(Dataset rows describing interfaces)
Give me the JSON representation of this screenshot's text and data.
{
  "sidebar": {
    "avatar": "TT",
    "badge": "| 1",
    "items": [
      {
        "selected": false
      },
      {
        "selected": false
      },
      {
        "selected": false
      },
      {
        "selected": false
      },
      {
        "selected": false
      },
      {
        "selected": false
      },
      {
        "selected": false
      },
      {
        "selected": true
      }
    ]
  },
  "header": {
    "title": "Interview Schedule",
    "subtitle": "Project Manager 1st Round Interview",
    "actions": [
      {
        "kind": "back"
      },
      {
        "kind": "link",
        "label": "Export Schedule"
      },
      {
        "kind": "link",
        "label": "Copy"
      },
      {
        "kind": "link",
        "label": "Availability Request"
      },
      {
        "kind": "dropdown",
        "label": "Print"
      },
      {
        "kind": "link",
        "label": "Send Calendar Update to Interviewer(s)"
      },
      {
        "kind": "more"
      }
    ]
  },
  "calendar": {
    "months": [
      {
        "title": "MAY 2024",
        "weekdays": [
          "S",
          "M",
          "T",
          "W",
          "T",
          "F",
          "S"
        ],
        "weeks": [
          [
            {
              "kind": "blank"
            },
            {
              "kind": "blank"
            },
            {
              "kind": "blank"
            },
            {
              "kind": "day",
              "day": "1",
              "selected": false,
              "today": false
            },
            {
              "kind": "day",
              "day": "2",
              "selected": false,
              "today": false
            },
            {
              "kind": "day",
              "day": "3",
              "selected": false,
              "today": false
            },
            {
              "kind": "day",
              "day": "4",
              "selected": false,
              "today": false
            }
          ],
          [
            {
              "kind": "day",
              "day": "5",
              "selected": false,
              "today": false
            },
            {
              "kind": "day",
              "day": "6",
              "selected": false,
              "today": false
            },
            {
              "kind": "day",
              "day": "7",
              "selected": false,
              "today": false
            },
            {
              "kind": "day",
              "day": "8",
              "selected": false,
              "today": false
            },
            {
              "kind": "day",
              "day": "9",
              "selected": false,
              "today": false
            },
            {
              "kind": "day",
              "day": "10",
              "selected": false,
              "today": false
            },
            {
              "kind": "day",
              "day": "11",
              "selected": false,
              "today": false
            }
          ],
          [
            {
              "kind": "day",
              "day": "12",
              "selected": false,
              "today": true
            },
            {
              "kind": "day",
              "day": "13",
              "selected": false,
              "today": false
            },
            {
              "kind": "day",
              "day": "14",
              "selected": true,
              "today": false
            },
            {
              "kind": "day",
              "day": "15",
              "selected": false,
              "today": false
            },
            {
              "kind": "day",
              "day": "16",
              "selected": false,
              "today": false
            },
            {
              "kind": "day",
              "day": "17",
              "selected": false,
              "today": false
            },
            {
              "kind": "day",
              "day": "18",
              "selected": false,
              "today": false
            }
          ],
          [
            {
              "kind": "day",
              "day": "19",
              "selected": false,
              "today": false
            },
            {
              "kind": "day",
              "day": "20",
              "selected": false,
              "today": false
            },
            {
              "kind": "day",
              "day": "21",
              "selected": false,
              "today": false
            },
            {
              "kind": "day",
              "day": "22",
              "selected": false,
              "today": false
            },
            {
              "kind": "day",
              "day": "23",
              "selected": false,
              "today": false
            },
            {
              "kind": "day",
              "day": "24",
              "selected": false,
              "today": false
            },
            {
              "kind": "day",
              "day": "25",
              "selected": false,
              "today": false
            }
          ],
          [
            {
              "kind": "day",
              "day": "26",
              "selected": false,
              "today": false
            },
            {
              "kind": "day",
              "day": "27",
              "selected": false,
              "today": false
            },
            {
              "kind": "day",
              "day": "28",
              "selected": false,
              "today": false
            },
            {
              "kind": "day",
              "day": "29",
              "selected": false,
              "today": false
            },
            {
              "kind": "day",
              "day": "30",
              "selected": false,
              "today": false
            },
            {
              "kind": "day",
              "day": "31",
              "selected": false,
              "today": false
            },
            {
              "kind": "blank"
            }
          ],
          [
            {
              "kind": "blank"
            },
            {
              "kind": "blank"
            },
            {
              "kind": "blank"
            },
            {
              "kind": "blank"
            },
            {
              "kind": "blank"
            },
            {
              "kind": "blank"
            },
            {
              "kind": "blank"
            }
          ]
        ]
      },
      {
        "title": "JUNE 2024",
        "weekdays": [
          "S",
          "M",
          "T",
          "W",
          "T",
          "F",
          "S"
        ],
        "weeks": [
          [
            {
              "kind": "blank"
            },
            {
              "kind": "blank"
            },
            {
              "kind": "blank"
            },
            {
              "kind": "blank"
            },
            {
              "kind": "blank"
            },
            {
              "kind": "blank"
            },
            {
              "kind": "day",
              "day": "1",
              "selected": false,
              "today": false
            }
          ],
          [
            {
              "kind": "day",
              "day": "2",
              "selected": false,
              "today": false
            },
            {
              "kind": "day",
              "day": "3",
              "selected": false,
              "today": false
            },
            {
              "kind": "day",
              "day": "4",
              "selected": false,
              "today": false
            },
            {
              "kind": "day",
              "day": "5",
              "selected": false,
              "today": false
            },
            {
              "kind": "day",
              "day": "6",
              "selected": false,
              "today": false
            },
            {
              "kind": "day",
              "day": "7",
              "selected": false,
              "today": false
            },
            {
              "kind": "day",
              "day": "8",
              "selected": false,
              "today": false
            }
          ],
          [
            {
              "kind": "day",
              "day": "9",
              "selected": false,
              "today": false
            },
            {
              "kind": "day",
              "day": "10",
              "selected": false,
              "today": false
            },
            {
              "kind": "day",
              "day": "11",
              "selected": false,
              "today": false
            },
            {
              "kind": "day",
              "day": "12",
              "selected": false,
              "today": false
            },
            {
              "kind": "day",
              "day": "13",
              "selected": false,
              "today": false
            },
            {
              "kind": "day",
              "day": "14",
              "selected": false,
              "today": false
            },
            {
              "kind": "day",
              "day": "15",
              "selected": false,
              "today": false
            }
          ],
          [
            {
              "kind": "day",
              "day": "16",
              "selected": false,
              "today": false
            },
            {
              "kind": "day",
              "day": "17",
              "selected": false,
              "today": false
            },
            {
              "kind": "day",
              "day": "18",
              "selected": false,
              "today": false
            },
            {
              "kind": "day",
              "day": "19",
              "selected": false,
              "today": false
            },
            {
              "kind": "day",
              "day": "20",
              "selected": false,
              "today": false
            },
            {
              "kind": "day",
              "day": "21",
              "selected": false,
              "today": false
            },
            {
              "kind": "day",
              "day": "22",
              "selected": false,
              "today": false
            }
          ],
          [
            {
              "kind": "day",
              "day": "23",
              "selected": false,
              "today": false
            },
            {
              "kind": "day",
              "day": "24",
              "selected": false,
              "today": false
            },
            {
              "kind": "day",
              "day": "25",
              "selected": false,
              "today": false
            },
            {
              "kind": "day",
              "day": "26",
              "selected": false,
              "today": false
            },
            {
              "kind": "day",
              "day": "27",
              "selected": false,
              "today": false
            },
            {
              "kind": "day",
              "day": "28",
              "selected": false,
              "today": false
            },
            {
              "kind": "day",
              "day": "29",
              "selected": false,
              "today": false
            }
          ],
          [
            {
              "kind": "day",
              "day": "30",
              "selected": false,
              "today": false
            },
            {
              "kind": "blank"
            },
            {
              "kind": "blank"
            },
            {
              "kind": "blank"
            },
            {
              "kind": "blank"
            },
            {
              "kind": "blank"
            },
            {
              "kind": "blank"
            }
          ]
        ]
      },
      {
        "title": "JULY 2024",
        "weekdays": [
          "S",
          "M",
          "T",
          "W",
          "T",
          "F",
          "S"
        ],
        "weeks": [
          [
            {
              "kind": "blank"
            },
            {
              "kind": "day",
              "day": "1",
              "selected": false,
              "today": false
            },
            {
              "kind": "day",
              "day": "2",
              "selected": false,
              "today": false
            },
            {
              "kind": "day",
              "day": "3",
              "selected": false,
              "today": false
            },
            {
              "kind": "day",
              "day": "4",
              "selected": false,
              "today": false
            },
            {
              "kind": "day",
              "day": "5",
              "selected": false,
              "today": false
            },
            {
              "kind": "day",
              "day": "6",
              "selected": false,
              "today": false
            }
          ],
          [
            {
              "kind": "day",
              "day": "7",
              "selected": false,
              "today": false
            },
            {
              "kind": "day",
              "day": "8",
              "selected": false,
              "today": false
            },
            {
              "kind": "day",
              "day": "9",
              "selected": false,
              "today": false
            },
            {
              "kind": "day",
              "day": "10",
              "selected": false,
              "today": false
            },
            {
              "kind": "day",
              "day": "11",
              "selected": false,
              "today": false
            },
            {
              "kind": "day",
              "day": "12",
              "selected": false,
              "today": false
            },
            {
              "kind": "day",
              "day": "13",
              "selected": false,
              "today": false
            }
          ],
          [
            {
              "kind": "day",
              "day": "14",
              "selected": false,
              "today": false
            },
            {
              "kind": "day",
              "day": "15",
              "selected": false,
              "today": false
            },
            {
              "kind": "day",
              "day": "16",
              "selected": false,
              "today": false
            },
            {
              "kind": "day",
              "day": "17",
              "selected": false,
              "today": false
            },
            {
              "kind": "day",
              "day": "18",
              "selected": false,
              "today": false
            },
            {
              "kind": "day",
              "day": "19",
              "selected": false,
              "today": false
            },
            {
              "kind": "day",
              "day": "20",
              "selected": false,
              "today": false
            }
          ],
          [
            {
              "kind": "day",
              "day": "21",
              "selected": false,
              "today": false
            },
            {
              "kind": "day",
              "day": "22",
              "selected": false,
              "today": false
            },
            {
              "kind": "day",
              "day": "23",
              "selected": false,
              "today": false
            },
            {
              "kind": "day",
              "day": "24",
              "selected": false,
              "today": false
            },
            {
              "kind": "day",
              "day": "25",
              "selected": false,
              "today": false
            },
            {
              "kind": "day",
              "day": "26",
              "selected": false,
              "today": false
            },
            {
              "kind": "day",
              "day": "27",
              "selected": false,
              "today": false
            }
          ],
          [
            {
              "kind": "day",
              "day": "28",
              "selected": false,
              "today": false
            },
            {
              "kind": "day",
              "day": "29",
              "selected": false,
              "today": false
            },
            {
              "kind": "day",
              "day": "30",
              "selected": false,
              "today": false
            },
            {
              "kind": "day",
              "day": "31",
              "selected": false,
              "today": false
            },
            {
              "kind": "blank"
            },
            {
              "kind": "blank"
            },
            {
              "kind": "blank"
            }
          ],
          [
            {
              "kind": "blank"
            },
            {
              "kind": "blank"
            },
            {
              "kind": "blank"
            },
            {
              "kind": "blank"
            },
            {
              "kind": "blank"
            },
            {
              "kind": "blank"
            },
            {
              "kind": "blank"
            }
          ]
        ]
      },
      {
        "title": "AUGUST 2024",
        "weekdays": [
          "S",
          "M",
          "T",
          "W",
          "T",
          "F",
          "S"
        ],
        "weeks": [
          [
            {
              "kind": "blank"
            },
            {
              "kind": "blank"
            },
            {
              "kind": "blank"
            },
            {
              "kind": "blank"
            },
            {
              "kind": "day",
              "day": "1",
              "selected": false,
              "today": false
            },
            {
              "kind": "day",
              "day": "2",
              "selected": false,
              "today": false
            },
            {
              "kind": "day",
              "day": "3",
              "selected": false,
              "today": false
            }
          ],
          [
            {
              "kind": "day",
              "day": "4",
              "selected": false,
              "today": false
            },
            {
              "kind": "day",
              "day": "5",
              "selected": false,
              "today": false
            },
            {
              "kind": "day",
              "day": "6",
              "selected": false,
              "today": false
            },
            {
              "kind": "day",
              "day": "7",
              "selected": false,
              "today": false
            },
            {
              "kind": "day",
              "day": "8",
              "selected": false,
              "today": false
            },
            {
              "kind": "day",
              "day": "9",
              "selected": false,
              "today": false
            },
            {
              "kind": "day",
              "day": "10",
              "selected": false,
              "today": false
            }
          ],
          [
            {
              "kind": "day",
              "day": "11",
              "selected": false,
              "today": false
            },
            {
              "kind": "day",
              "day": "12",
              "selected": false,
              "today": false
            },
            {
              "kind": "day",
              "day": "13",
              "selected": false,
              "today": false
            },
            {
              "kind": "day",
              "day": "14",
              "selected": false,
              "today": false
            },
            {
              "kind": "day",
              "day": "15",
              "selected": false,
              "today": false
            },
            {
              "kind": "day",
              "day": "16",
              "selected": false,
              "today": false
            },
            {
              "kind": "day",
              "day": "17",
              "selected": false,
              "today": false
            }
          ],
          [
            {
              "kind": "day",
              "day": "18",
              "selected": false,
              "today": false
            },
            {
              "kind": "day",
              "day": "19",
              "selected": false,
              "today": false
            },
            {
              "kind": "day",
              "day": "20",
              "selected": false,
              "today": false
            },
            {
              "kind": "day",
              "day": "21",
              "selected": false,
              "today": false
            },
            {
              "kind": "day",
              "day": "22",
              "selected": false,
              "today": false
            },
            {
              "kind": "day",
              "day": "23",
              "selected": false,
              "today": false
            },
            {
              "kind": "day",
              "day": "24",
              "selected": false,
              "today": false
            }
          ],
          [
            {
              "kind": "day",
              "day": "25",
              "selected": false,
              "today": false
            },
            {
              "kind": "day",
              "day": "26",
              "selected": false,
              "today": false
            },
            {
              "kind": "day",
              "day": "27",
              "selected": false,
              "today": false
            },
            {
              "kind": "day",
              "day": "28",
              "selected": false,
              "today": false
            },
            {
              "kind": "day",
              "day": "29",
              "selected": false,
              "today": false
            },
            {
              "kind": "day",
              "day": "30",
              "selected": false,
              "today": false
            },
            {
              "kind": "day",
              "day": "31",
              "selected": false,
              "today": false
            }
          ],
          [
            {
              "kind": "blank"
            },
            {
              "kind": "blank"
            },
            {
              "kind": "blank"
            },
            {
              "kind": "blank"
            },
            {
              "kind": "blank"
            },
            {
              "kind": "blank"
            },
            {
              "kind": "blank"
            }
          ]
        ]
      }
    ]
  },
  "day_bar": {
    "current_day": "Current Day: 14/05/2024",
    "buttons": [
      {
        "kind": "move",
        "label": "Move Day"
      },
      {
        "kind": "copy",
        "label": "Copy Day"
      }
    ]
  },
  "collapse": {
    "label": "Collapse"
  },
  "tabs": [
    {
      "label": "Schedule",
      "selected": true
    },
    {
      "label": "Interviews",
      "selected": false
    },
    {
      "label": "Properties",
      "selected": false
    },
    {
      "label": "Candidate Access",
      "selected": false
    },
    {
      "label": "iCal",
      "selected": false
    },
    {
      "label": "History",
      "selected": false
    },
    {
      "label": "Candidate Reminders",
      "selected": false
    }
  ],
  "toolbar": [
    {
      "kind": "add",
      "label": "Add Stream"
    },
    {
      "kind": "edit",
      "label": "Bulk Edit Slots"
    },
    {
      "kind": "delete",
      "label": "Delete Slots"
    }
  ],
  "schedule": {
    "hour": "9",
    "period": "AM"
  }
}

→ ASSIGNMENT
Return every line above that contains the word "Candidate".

→ TASK SOLUTION
      "label": "Candidate Access",
      "label": "Candidate Reminders",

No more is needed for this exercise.